Because of online retailers like Amazon, California estimates that about $1.2 billion a year is lost in unpaid sales taxes. The new law could potentially bring in $317 million in state and local revenues, just in the first year alone, the Times reported. Subsequent years could rake in even higher earnings.
“We’re going to fight it,” Larry Levin told the Times. Levin is a spokesman for state Senator Loni Hancock, an author of the sales tax bill signed into law by Govenor Jerry Brown.
“If Amazon wants to take on California businesses, large and small, from Eureka to the Mexican border, we’re ready for them.”
Paul Misener, the vice president of global public policy at Amazon, on the other hand, believes that “Californians deserve a voice and a choice about jobs, investment and the state’s economic future.”
Amazon has called the new tax law “unconstitutional and counterproductive.”
Brick-and-mortar competitors like Target, Wal-Mart, and Home Depot don’t agree with Amazon, however, and have reiterated their stance about the competitive disadvantage in the sales tax discrepancy. Retailers find it unfair that customers can save about 10 percent when buying online.
Kathryn Gallagher, a spokeswoman for Home Depot, told the Times, “We believe Amazon should collect sales tax because it levels the playing ground for all retailers, small and large.”
The chairman of Sears Holdings Corporation also previously stated that either all retailers should be required to collect sales tax or none at all.
But Amazon, seeking a competitive advantage, is hoping that their referendum would exclude them sales tax payment.
The online giant retailer will need to collect 504,760 valid signatures to qualify for a referendum by the end of September 2011 in order to put the ballot into voters' hands in February 2012.

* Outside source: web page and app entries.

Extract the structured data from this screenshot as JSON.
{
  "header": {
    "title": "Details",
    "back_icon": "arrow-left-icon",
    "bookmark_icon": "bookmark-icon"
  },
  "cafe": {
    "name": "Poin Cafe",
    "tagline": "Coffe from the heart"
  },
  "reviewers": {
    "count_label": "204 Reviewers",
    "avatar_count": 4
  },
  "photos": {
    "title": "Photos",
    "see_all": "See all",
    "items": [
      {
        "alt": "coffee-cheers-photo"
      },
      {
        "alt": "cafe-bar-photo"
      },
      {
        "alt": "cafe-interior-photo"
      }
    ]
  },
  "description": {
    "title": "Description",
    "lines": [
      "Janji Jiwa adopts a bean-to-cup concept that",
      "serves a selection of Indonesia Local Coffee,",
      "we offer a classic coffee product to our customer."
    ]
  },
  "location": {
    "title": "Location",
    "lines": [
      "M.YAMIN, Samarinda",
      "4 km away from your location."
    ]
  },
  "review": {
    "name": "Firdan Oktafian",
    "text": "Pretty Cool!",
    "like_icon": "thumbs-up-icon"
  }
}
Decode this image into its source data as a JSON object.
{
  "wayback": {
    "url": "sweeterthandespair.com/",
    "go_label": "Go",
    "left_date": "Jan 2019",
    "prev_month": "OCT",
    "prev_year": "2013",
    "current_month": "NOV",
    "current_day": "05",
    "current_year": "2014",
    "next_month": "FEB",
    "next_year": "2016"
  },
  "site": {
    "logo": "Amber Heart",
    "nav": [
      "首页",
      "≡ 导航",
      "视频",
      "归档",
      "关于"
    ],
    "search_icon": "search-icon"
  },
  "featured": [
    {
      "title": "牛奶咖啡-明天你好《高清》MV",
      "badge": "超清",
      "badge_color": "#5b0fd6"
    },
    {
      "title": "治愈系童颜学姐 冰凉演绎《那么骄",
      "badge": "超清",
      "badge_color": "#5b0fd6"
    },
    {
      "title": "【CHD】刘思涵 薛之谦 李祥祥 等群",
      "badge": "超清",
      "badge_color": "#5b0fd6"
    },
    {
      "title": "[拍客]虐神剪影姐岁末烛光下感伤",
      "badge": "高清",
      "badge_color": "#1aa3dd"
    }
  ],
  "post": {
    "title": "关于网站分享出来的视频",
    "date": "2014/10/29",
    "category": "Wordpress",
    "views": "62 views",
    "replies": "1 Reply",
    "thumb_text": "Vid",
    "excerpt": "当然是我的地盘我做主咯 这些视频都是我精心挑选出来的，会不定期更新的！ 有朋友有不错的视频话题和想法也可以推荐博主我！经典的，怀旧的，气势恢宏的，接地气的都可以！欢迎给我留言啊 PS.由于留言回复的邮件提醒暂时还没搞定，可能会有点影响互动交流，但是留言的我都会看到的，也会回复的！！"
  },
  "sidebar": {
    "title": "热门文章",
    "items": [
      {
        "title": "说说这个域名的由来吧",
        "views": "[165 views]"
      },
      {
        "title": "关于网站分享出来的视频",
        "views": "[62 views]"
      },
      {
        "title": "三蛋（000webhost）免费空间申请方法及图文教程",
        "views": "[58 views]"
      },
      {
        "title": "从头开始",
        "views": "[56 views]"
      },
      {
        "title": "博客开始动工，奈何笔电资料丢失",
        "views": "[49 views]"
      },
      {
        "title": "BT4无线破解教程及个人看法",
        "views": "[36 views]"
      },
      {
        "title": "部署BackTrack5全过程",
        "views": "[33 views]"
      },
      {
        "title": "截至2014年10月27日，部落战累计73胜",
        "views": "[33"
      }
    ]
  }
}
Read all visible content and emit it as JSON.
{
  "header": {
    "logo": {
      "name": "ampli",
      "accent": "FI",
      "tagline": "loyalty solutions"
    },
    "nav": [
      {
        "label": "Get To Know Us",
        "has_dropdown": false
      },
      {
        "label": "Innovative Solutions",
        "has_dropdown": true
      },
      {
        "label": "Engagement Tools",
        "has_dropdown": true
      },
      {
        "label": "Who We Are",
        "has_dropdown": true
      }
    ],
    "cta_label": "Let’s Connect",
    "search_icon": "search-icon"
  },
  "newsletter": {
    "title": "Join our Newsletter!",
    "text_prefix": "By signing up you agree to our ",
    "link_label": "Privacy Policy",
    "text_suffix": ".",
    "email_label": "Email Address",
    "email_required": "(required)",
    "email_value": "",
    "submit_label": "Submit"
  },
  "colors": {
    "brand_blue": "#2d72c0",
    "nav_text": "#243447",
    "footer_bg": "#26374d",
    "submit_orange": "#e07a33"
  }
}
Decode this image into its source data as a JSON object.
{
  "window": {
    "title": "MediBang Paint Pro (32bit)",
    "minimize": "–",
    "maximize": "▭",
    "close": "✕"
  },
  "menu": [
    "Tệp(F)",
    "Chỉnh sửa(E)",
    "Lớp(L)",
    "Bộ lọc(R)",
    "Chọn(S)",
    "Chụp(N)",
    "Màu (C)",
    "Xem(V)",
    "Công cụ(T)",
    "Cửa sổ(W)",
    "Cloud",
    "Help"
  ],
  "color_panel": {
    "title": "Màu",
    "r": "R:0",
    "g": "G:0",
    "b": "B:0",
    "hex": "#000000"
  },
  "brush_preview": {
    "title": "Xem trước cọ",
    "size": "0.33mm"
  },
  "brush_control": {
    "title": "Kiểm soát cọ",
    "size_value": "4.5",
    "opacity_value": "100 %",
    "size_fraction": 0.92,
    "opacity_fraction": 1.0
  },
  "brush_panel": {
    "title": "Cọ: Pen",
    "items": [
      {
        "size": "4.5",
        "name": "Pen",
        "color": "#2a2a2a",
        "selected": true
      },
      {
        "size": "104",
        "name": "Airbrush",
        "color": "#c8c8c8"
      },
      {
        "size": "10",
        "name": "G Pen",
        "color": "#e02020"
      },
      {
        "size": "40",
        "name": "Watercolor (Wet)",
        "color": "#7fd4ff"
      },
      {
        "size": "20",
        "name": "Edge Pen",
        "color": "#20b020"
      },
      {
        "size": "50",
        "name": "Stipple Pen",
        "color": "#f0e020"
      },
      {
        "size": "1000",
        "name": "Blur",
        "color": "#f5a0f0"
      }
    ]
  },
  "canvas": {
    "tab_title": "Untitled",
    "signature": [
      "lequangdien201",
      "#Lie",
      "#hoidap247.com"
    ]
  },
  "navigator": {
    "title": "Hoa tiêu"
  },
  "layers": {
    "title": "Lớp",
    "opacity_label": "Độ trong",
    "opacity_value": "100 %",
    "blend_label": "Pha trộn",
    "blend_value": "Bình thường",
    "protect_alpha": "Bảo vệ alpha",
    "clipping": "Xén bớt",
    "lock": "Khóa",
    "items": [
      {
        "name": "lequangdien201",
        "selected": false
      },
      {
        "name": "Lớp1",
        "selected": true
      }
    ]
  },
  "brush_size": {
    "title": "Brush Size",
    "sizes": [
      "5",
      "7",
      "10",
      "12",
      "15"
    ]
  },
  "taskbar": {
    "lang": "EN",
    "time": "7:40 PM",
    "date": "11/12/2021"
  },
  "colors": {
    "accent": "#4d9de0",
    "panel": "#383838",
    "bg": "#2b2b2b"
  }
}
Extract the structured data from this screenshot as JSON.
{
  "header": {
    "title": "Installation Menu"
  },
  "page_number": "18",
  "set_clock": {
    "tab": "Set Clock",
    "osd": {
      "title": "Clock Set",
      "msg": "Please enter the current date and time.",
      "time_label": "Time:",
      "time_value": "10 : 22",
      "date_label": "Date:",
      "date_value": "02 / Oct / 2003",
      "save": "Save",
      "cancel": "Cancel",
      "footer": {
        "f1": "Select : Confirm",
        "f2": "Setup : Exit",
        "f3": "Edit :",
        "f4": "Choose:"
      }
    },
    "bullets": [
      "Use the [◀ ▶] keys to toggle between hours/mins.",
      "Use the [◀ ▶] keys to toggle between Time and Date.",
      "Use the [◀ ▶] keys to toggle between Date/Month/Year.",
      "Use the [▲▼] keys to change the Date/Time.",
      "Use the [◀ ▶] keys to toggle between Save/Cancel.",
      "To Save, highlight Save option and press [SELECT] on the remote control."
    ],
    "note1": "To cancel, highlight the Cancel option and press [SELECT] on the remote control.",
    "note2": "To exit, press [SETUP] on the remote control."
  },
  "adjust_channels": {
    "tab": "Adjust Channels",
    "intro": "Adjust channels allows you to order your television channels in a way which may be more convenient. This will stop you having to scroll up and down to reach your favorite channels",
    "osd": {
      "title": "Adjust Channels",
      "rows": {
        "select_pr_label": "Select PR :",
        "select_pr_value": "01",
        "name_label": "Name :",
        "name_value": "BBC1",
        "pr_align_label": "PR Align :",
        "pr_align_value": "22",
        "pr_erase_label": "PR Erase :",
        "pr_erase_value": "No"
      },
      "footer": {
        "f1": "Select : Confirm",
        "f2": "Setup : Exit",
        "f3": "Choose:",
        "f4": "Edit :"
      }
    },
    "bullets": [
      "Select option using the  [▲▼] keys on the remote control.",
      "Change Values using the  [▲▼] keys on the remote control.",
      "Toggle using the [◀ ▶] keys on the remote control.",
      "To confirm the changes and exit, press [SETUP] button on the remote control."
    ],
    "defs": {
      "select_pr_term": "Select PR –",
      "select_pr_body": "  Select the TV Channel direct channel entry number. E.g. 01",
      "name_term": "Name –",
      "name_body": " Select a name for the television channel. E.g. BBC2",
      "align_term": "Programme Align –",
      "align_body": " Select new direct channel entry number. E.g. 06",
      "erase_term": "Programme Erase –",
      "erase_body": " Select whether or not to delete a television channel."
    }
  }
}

Once it reaches voters, Amazon seems confident that the referendum would be widely favored, especially because it works to benefit the consumer.